The quality of breast cancer surgery improved when percutaneous needle biopsy (PNB) was performed preoperatively, and the potential impact of this procedure on the quality of patient care as well as on health care costs is substantial, according to the results of a recent study.
“Emphasis should be placed on understanding the barriers to the use of preoperative PNB and developing strategies to expand its use in the management of breast cancer,” wrote surgeon Ted A. James, MD, of the University of Vermont College of Medicine in Burlington, and colleagues, describing their findings in Journal of the American College of Surgeons (2012;215:562-568).
Both open surgical biopsy and PNB can confirm whether a suspicious breast lesion is actually malignant. Unlike an open surgical biopsy, however, PNB can be used to locate the lesion without having to open the breast. Because imaging techniques are used to extract a sample of the tissue causing concern, PNB can be performed using a topical anesthetic in an office setting or a radiology suite. The procedure is associated with less discomfort and quicker recovery time than that seen with open surgical biopsies.
Although PNB can help the patient avoid the risks and discomfort of an open surgical procedure and has the potential to provide a preoperative diagnosis of breast cancer, which helps to optimize surgical planning, the use of this technique remains an area of unexplained clinical variation, noted the investigators in their report. To perform a statewide assessment of diagnostic biopsy methods for women with breast cancer and to evaluate the impact of biopsy method on the quality of breast cancer surgery, James’s team combined data from Vermont cancer registries and Medicare to identify women diagnosed with the disease for the first time between 1998 and 2006.
The data showed that PNB was the initial biopsy method in 713 of 1,135 patients (62.8%), and that use of this method increased significantly over the course of the study, rising from 48.7% in the 1998-to-2000 period to 73.6% in the 2004-to-2006 time frame. Patients in urban settings were more likely to receive PNB than were patients living in rural areas (70.6% vs 57.5%).
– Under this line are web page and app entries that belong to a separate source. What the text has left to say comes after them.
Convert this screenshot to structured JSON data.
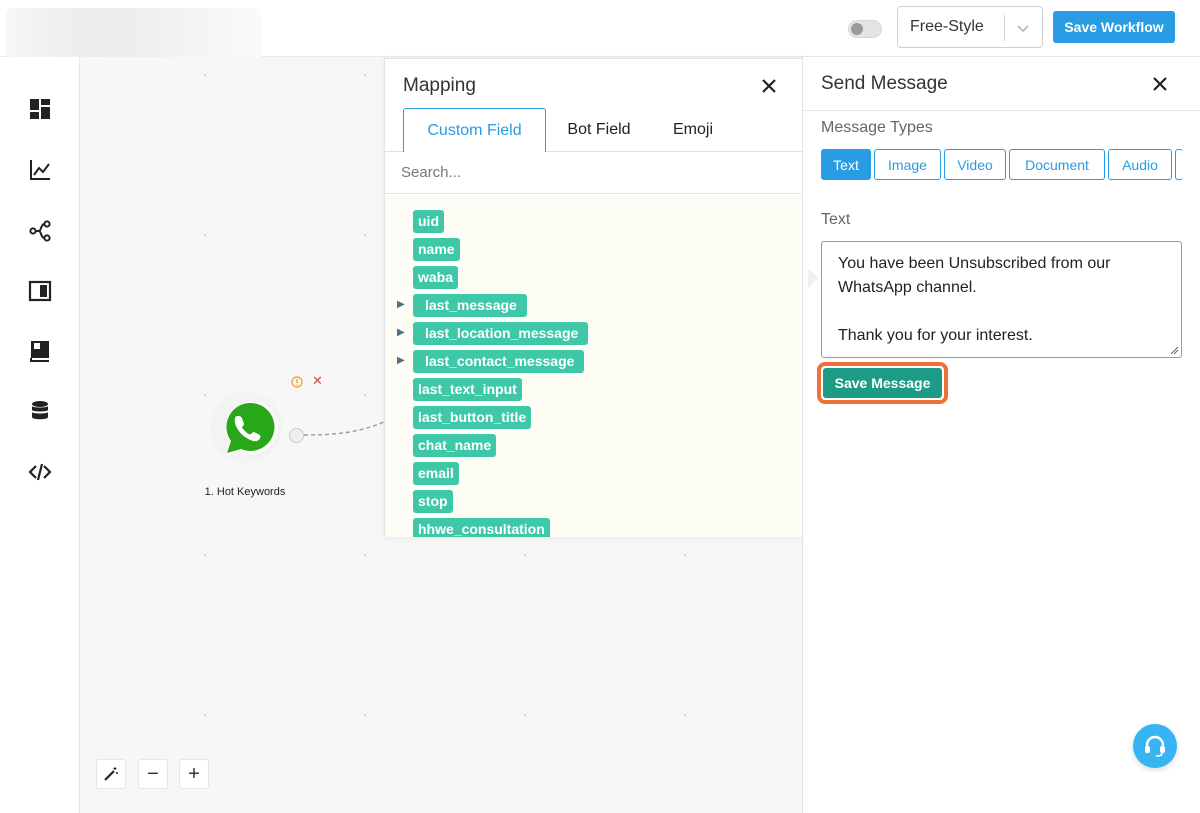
{
  "topbar": {
    "mode_select_value": "Free-Style",
    "save_workflow_label": "Save Workflow"
  },
  "sidebar": {
    "icons": [
      "dashboard-icon",
      "analytics-icon",
      "share-flow-icon",
      "template-icon",
      "book-icon",
      "database-icon",
      "code-icon"
    ]
  },
  "canvas": {
    "node": {
      "label": "1. Hot Keywords",
      "icon": "whatsapp-icon"
    },
    "controls": [
      "magic-wand-icon",
      "−",
      "+"
    ]
  },
  "mapping": {
    "title": "Mapping",
    "tabs": [
      "Custom Field",
      "Bot Field",
      "Emoji"
    ],
    "active_tab": "Custom Field",
    "search_placeholder": "Search...",
    "fields": [
      {
        "name": "uid",
        "expandable": false
      },
      {
        "name": "name",
        "expandable": false
      },
      {
        "name": "waba",
        "expandable": false
      },
      {
        "name": "last_message",
        "expandable": true
      },
      {
        "name": "last_location_message",
        "expandable": true
      },
      {
        "name": "last_contact_message",
        "expandable": true
      },
      {
        "name": "last_text_input",
        "expandable": false
      },
      {
        "name": "last_button_title",
        "expandable": false
      },
      {
        "name": "chat_name",
        "expandable": false
      },
      {
        "name": "email",
        "expandable": false
      },
      {
        "name": "stop",
        "expandable": false
      },
      {
        "name": "hhwe_consultation",
        "expandable": false
      }
    ],
    "tag_color": "#3ec8a8"
  },
  "send_message": {
    "title": "Send Message",
    "message_types_label": "Message Types",
    "message_types": [
      "Text",
      "Image",
      "Video",
      "Document",
      "Audio"
    ],
    "active_type": "Text",
    "text_label": "Text",
    "text_value": "You have been Unsubscribed from our WhatsApp channel.\n\nThank you for your interest.",
    "save_message_label": "Save Message"
  },
  "colors": {
    "accent": "#2a9ce3",
    "save_message": "#1e9b86",
    "highlight_ring": "#f0703a",
    "help_button": "#36b5f2"
  }
}
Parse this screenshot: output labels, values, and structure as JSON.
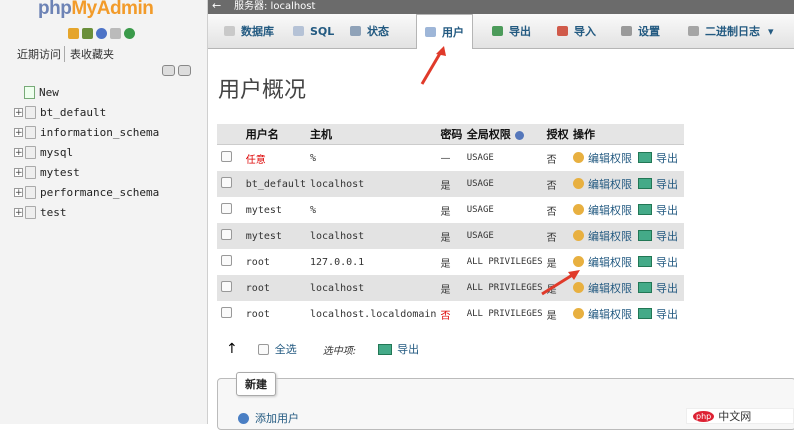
{
  "nav": {
    "logo": "phpMyAdmin",
    "tabs": [
      "近期访问",
      "表收藏夹"
    ],
    "tree": [
      {
        "label": "New",
        "type": "new"
      },
      {
        "label": "bt_default",
        "type": "db"
      },
      {
        "label": "information_schema",
        "type": "db"
      },
      {
        "label": "mysql",
        "type": "db"
      },
      {
        "label": "mytest",
        "type": "db"
      },
      {
        "label": "performance_schema",
        "type": "db"
      },
      {
        "label": "test",
        "type": "db"
      }
    ]
  },
  "server_bar": {
    "label": "服务器: localhost"
  },
  "tabs": [
    {
      "label": "数据库",
      "active": false,
      "icon": "database-icon"
    },
    {
      "label": "SQL",
      "active": false,
      "icon": "sql-icon"
    },
    {
      "label": "状态",
      "active": false,
      "icon": "status-icon"
    },
    {
      "label": "用户",
      "active": true,
      "icon": "users-icon"
    },
    {
      "label": "导出",
      "active": false,
      "icon": "export-icon"
    },
    {
      "label": "导入",
      "active": false,
      "icon": "import-icon"
    },
    {
      "label": "设置",
      "active": false,
      "icon": "wrench-icon"
    },
    {
      "label": "二进制日志",
      "active": false,
      "icon": "binlog-icon"
    }
  ],
  "main": {
    "title": "用户概况",
    "table": {
      "headers": [
        "",
        "用户名",
        "主机",
        "密码",
        "全局权限",
        "授权",
        "操作"
      ],
      "rows": [
        {
          "user": "任意",
          "host": "%",
          "password": "—",
          "privileges": "USAGE",
          "grant": "否"
        },
        {
          "user": "bt_default",
          "host": "localhost",
          "password": "是",
          "privileges": "USAGE",
          "grant": "否"
        },
        {
          "user": "mytest",
          "host": "%",
          "password": "是",
          "privileges": "USAGE",
          "grant": "否"
        },
        {
          "user": "mytest",
          "host": "localhost",
          "password": "是",
          "privileges": "USAGE",
          "grant": "否"
        },
        {
          "user": "root",
          "host": "127.0.0.1",
          "password": "是",
          "privileges": "ALL PRIVILEGES",
          "grant": "是"
        },
        {
          "user": "root",
          "host": "localhost",
          "password": "是",
          "privileges": "ALL PRIVILEGES",
          "grant": "是"
        },
        {
          "user": "root",
          "host": "localhost.localdomain",
          "password": "否",
          "privileges": "ALL PRIVILEGES",
          "grant": "是"
        }
      ],
      "edit_label": "编辑权限",
      "export_label": "导出"
    },
    "bulk": {
      "check_all": "全选",
      "with_selected": "选中项:",
      "export": "导出"
    },
    "new_section": {
      "legend": "新建",
      "add_user": "添加用户"
    }
  },
  "watermark": {
    "badge": "php",
    "text": "中文网"
  },
  "colors": {
    "link": "#235a81",
    "highlight_arrow": "#e03a2a",
    "no_password": "#dd0000"
  }
}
The quality of breast cancer surgery as measured by initial margin status, total number of operations, and axillary evaluation improved with preoperative PNB compared with traditional open surgical biopsy. Reoperation to take out additional cancerous cells after removal of the lesion was needed in 37.4% of the patients undergoing open surgical biopsy, compared with 20.1% of patients diagnosed by needle biopsy. The open approach also led to more re-excisions to remove additional tissue for assessment of lymph nodes or other reasons: Needle-biopsy patients underwent a single operation 76.4% of the time, compared with only 44% of the time among open surgical biopsy patients.
However, PNB use varied considerably. “There are certainly some legitimate reasons to do an open biopsy, such as when the lesion is in a difficult position for the needle to reach,” acknowledged James in a statement issued by the American College of Surgeons. “But the open approach should only be used for about 10% of cases.”